So, how does the Realme Buds Air 2 sound? Well, the unit ships with 10mm dynamic drivers inside each earbud which outputs a bass-forward sound. That said, while the low-end is quite voluminous, it’s not as tight or precise as I would’ve liked it to be. Correspondingly, you’ll notice that the Buds Air 2 offers a boomy bass which at times, bleeds into the rest of the frequency spectrum. Case in point, the beat drop in Goosebumps by HVME. Around the 50-second mark, you’ll notice that the roaring beats cause a lot of reverb and as a result, cast a shadow on the rest of the frequencies. In a similar fashion, in Billie Eilish’s’ Therefore I am, you’ll notice that at relatively higher volume levels, the beats from the kick drums as well as the tune from the bass guitar subdue the notes of the synthesiser in the song’s first verse.

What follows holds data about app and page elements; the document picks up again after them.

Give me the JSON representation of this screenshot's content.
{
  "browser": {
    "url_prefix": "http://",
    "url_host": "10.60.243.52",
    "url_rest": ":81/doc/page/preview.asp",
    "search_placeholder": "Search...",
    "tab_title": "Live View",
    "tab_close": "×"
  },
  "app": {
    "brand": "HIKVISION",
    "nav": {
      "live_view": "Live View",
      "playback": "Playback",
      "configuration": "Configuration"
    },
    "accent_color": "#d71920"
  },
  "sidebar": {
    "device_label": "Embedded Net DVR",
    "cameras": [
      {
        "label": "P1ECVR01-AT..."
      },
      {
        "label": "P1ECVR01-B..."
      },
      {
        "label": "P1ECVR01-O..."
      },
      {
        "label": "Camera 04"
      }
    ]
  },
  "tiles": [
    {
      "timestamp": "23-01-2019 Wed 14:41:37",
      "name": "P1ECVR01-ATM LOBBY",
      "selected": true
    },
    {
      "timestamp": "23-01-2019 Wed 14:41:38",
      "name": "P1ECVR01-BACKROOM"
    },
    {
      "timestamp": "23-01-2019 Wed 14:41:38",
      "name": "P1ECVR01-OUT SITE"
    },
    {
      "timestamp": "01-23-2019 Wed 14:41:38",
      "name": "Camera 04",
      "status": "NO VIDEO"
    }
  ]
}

Don’t get me wrong. For the price, you’ll find very little to complain about the TWS’ sound quality. While I would’ve liked the Buds to offer a slightly tamer low-end output, most users would fancy rumbling, roaring bass. Consequently, if your playlist comprises a lot of EDM/Hip-hop tracks, you’ll feel right at home with the Buds Air 2. What’s more, much like the Buds Air Pro and the Buds Wireless Pro, the Buds Air 2 also offer a roomy soundstage. It’s certainly not audiophile-grade and while I couldn’t pinpoint where a sound was coming from, I could clearly tell that the audio was not being fed to my ears in a single file. Unfortunately, that’s more than I can say for the pair’s imaging and you might find it difficult to tell one instrument from the other in chaotic songs like The Avalanches’ Frontier Psychiatrist.

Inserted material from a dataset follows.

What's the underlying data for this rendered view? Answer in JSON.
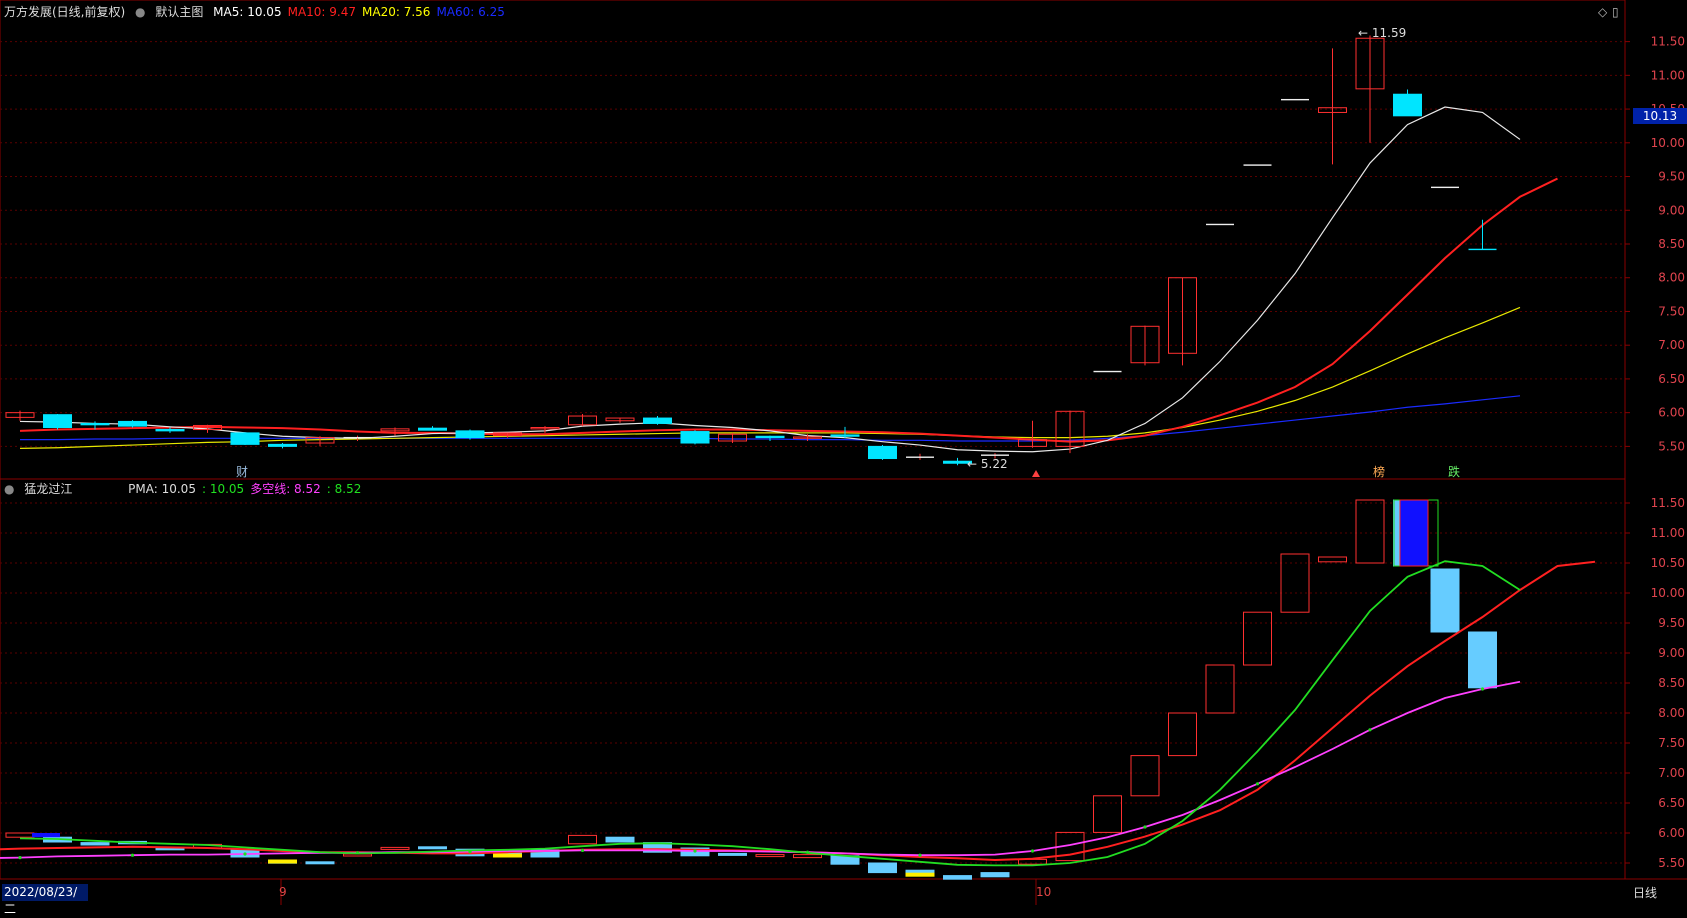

Thankfully, the Buds Air 2 offers a stellar mid-range which is highlighted in acoustic songs from artists like Lewis Capaldi. The tonality of the vocals was to my liking too, though I wish the company would have finetuned the treble as instruments like guitar sound, for the lack of a better word, dull.
As for the battery life, the Buds Air 2 lasted me a little over four hours off a single charge. My usage comprised using the pair in parts in ANC and in parts in general mode. The case adds an additional three charge cycles to the Buds Air 2 and all said and done, you should be able to go a few days without plugging the Buds Air 2 to a wall outlet.
So, for their asking price of Rs 3,299, should you get the Realme Buds Air 2? Well, the company’s latest pair of TWS surely comes across as a compelling buy, thanks to its excellent battery life and ANC chops. Quite frankly, while I’m not too impressed with the pair’s sound quality, I will admit, it’s tough to match the Buds Air 2’s feature set in its segment. Therefore, if you’re in the market for a pair of budget TWS, you should definitely consider Realme’s latest offering. That said, those looking for a more refined sound signature can look towards the OnePlus Buds Z too, which to my ears, offered more nuanced bass output, albeit lack ANC.
Photos by Raj Rout